I've been thinking about all of this because my dog is sick. He's nearly eight years old and he has never been ill. He threw up yesterday and has not eaten anything for twenty-four hours. He won't even look at any of the treats he would normally do anything for.

I can't imagine life without my dog.

We're going to the vet.

Love SM x

Wednesday, 8 March 2017

First Times

I was walking down the street the other day when I passed one of those blackboards on which someone writes 'motivational thoughts' for the day.

I usually find that sort of think a bit sick making, but this one made me stop and think, and I'm still thinking about it days later.

It said: When did you last do something for the first time?

One of the main reasons I knew I had to quit drinking was because I was completely stuck in a rut.

My life was on a loop - doing the same things with the same people in the same places, over and over again, and I was pretty sure the booze was to blame.

We get so used to turning to alcohol for any celebration and whenever we want to wind down and relax, that we stop searching out new experiences, new ways of having fun or of chilling out.
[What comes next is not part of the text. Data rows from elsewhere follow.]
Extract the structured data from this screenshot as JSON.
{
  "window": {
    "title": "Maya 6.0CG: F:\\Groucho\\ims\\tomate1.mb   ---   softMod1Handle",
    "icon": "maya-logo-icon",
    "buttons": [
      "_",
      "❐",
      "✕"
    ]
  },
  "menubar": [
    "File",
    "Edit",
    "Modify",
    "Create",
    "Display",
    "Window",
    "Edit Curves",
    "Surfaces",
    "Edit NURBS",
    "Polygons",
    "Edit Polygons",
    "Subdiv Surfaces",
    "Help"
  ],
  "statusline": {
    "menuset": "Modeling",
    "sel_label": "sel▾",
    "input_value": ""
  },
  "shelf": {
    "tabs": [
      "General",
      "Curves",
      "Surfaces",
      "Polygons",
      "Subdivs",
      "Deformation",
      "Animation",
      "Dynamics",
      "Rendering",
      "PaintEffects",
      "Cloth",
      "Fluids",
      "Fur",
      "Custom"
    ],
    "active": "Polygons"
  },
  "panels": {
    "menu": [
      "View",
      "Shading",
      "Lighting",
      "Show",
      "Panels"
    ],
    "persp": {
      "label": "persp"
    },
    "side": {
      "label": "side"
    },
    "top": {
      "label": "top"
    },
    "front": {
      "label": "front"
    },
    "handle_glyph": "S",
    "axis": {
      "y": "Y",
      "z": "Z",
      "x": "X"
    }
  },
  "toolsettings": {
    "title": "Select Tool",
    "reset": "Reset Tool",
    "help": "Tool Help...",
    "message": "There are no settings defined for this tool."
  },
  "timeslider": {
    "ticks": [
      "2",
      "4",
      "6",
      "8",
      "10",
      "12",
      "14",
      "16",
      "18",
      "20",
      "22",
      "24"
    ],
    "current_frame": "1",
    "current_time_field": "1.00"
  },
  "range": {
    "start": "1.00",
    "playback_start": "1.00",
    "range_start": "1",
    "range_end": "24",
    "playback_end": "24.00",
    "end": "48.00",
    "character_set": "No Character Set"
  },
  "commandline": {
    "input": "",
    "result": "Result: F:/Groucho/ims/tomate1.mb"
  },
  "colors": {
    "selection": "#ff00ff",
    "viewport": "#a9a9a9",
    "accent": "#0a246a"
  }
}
Plus, regular drinking causes a rumbling depression and a sense of what's the point anyway?

Doing something for the first time can be scary, and years of self medicating fear and anxiety with booze makes us really bad at dealing with those uncomfortable emotions sober, so we tend to avoid unknown scenarios.
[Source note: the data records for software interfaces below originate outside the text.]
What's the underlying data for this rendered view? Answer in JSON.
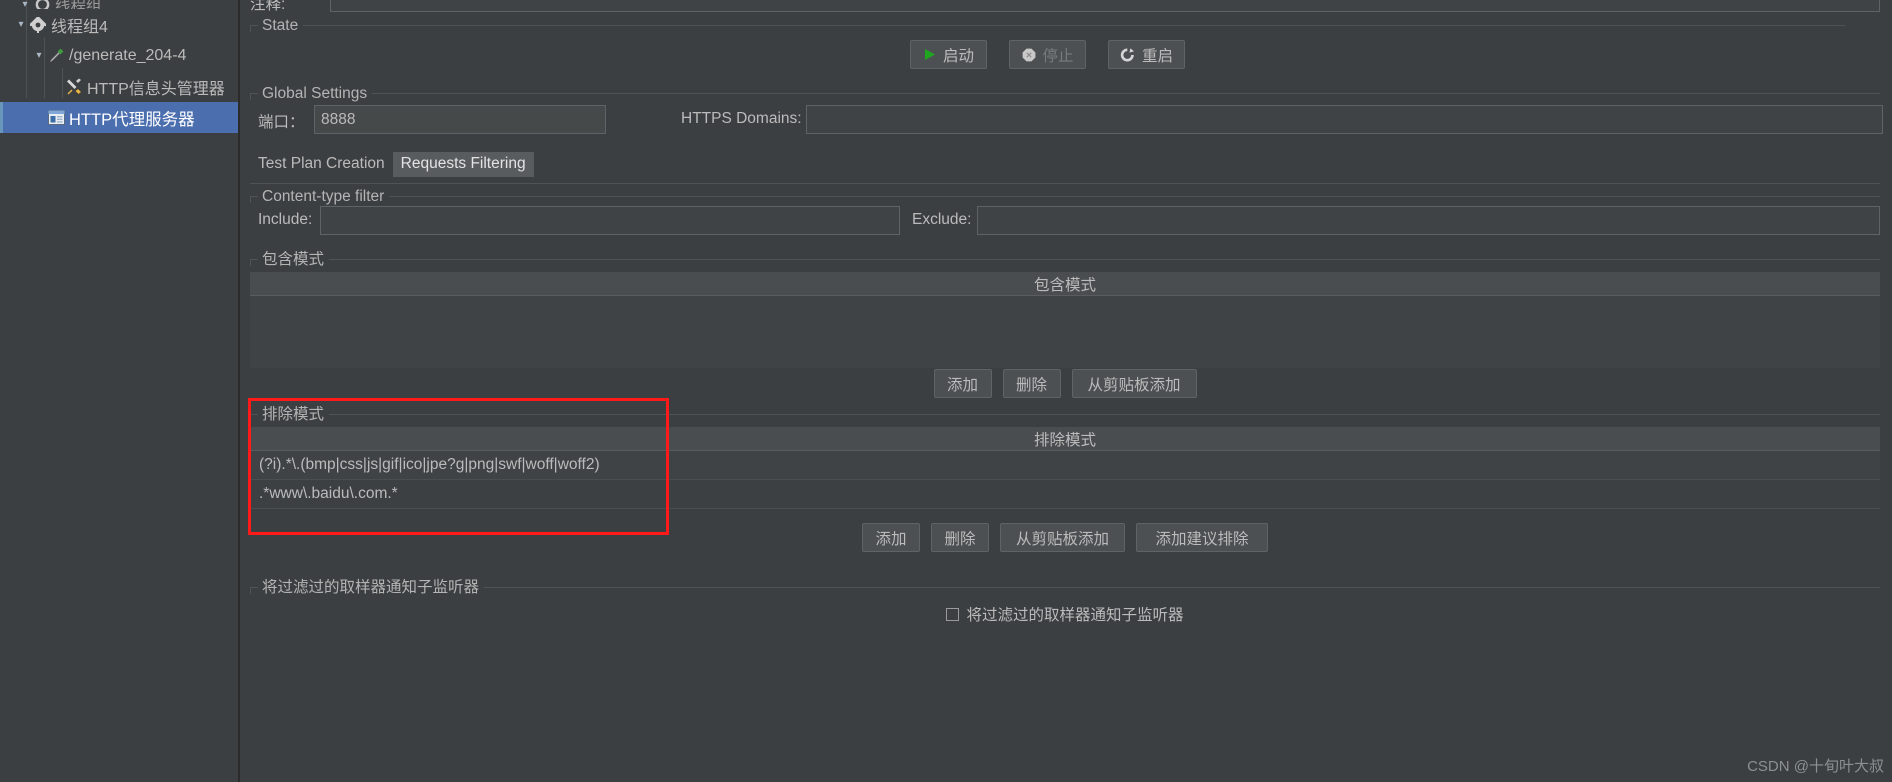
{
  "window": {
    "theme_bg": "#3c3f41",
    "accent_selection": "#4b6eaf",
    "highlight_box_color": "#ff1a1a"
  },
  "sidebar": {
    "items": [
      {
        "label": "线程组",
        "icon": "gear-icon",
        "depth": 1,
        "twisty": "chevron-down",
        "selected": false,
        "clipped": true
      },
      {
        "label": "线程组4",
        "icon": "gear-icon",
        "depth": 1,
        "twisty": "chevron-down",
        "selected": false,
        "clipped": false
      },
      {
        "label": "/generate_204-4",
        "icon": "pipette-icon",
        "depth": 2,
        "twisty": "chevron-down",
        "selected": false,
        "clipped": false
      },
      {
        "label": "HTTP信息头管理器",
        "icon": "tools-icon",
        "depth": 3,
        "twisty": "none",
        "selected": false,
        "clipped": false
      },
      {
        "label": "HTTP代理服务器",
        "icon": "window-icon",
        "depth": 2,
        "twisty": "none",
        "selected": true,
        "clipped": false
      }
    ]
  },
  "main": {
    "clipped_top_row": {
      "label": "注释:",
      "value": ""
    },
    "state_group": {
      "title": "State",
      "buttons": [
        {
          "label": "启动",
          "icon": "play-icon",
          "disabled": false
        },
        {
          "label": "停止",
          "icon": "stop-icon",
          "disabled": true
        },
        {
          "label": "重启",
          "icon": "restart-icon",
          "disabled": false
        }
      ]
    },
    "global_settings": {
      "title": "Global Settings",
      "port_label": "端口：",
      "port_value": "8888",
      "https_domains_label": "HTTPS Domains:",
      "https_domains_value": ""
    },
    "tabs": [
      {
        "label": "Test Plan Creation",
        "active": false
      },
      {
        "label": "Requests Filtering",
        "active": true
      }
    ],
    "content_type_filter": {
      "title": "Content-type filter",
      "include_label": "Include:",
      "include_value": "",
      "exclude_label": "Exclude:",
      "exclude_value": ""
    },
    "include_patterns": {
      "title": "包含模式",
      "column_header": "包含模式",
      "rows": [],
      "buttons": [
        "添加",
        "删除",
        "从剪贴板添加"
      ]
    },
    "exclude_patterns": {
      "title": "排除模式",
      "column_header": "排除模式",
      "rows": [
        "(?i).*\\.(bmp|css|js|gif|ico|jpe?g|png|swf|woff|woff2)",
        ".*www\\.baidu\\.com.*"
      ],
      "buttons": [
        "添加",
        "删除",
        "从剪贴板添加",
        "添加建议排除"
      ]
    },
    "notify_group": {
      "title": "将过滤过的取样器通知子监听器",
      "checkbox_label": "将过滤过的取样器通知子监听器",
      "checked": false
    }
  },
  "watermark": "CSDN @十旬叶大叔"
}
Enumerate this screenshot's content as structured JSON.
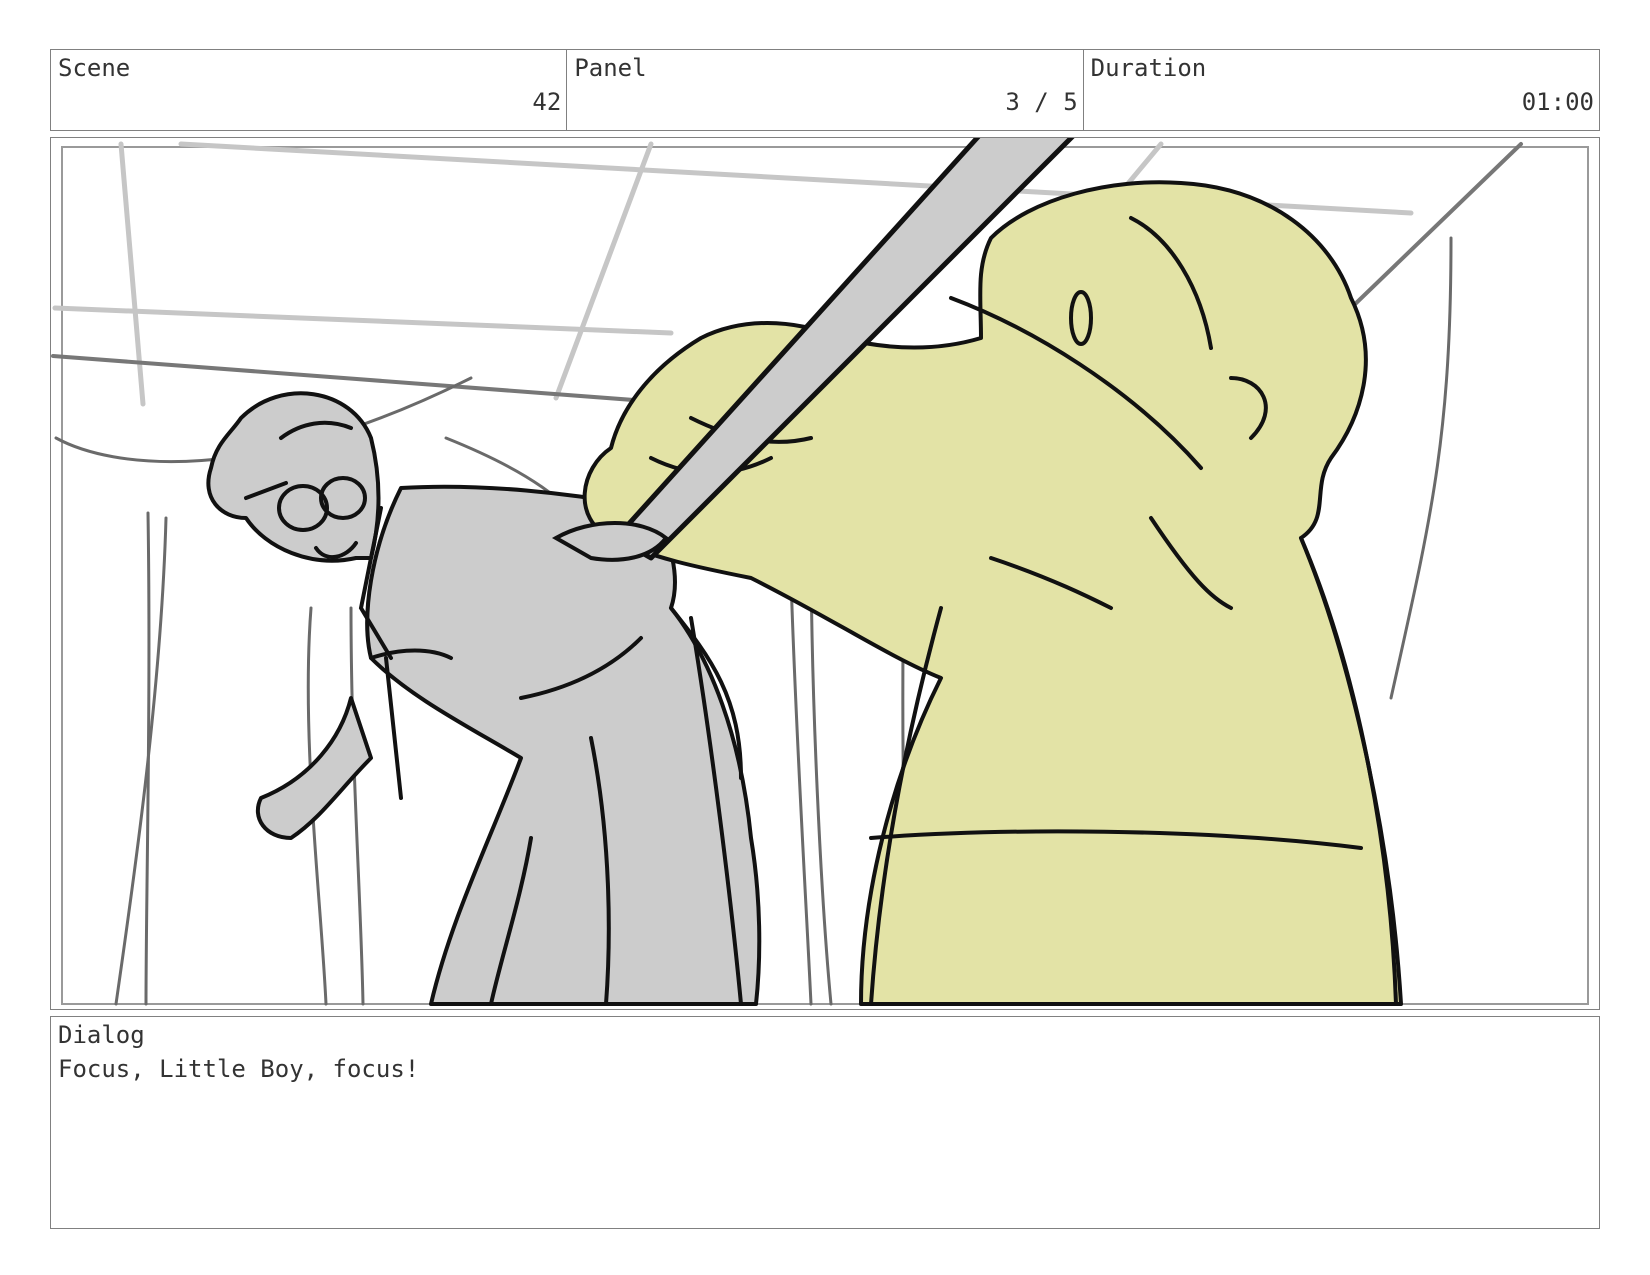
{
  "header": {
    "scene": {
      "label": "Scene",
      "value": "42"
    },
    "panel": {
      "label": "Panel",
      "value": "3 / 5"
    },
    "duration": {
      "label": "Duration",
      "value": "01:00"
    }
  },
  "dialog": {
    "label": "Dialog",
    "text": "Focus, Little Boy, focus!"
  },
  "colors": {
    "border": "#808080",
    "gray_fill": "#cccccc",
    "yellow_fill": "#e3e3a6",
    "ink": "#111111"
  }
}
When you quit, you have to deal with 'firsts' all the time. First party sober. First holiday sober. First Christmas or birthday sober. Which is really hard. BUT you start to get pretty good at it.

You get used to facing fear and anxiety head on and begin to feel fairly invincible.

You have loads of extra time, energy and money. You actively seek out new ways of celebrating, relaxing and de-stressing which don't involve drinking.

Then you look back at the previous few months and realise that, suddenly, your life is filled with things you've recently done for the first time (or, at least, the first time in ages).

My readers have done all sorts of amazing new things after quitting the booze: yoga, meditation, setting up a business, making new friendships, raising money for a charity, finding love.

As have I. I started this blog. I finished my first novel and was short listed for an award. I found an agent, then a publisher and have nearly finished my non-fictional book.

None of these things would have happened if I'd still been drinking.

I had some horrible first times too. First time getting cancer, doing radiotherapy, getting through all the endless tests and dealing with the idea of death and motherless children.

None of which I'd have been able to cope with if I'd still been drinking.

One thing the cancer experience taught me (it's a cliché, but it's true) is that we only have one life, and we have no idea how long it's going to be.

So we really have to make the most of it by constantly seeking out new experiences and doing things for the first time, because, like a shark, if we stop moving forward, we die.

(Is that really true about sharks, or is it just a maritime myth?)

So, ask yourself when did I last do something for the first time? Then go do something new.

I'm off to find myself a toyboy.

(Only kidding).

SM x